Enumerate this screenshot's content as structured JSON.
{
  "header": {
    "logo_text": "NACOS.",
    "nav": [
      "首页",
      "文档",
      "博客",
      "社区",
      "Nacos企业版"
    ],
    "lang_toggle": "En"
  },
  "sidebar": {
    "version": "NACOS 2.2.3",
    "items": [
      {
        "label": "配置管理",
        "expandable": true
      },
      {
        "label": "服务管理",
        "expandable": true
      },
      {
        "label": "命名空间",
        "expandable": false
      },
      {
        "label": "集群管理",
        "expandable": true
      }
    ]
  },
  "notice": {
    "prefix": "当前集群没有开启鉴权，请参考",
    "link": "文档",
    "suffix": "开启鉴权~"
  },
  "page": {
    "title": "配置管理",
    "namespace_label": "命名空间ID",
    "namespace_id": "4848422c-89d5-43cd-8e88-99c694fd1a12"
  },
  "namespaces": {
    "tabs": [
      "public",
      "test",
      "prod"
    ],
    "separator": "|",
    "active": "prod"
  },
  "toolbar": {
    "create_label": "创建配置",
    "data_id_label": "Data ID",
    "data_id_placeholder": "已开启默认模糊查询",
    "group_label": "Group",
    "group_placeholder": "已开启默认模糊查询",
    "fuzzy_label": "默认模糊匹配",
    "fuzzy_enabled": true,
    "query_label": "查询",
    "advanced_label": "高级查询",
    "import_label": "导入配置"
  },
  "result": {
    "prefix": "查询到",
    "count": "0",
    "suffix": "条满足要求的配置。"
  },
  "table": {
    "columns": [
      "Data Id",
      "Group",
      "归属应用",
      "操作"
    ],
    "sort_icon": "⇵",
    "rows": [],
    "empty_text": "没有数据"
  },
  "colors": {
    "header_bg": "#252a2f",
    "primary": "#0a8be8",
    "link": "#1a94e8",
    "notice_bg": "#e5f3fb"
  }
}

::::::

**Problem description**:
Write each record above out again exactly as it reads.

**Exercise output**:
Enumerate this screenshot's content as structured JSON.
{
  "header": {
    "logo_text": "NACOS.",
    "nav": [
      "首页",
      "文档",
      "博客",
      "社区",
      "Nacos企业版"
    ],
    "lang_toggle": "En"
  },
  "sidebar": {
    "version": "NACOS 2.2.3",
    "items": [
      {
        "label": "配置管理",
        "expandable": true
      },
      {
        "label": "服务管理",
        "expandable": true
      },
      {
        "label": "命名空间",
        "expandable": false
      },
      {
        "label": "集群管理",
        "expandable": true
      }
    ]
  },
  "notice": {
    "prefix": "当前集群没有开启鉴权，请参考",
    "link": "文档",
    "suffix": "开启鉴权~"
  },
  "page": {
    "title": "配置管理",
    "namespace_label": "命名空间ID",
    "namespace_id": "4848422c-89d5-43cd-8e88-99c694fd1a12"
  },
  "namespaces": {
    "tabs": [
      "public",
      "test",
      "prod"
    ],
    "separator": "|",
    "active": "prod"
  },
  "toolbar": {
    "create_label": "创建配置",
    "data_id_label": "Data ID",
    "data_id_placeholder": "已开启默认模糊查询",
    "group_label": "Group",
    "group_placeholder": "已开启默认模糊查询",
    "fuzzy_label": "默认模糊匹配",
    "fuzzy_enabled": true,
    "query_label": "查询",
    "advanced_label": "高级查询",
    "import_label": "导入配置"
  },
  "result": {
    "prefix": "查询到",
    "count": "0",
    "suffix": "条满足要求的配置。"
  },
  "table": {
    "columns": [
      "Data Id",
      "Group",
      "归属应用",
      "操作"
    ],
    "sort_icon": "⇵",
    "rows": [],
    "empty_text": "没有数据"
  },
  "colors": {
    "header_bg": "#252a2f",
    "primary": "#0a8be8",
    "link": "#1a94e8",
    "notice_bg": "#e5f3fb"
  }
}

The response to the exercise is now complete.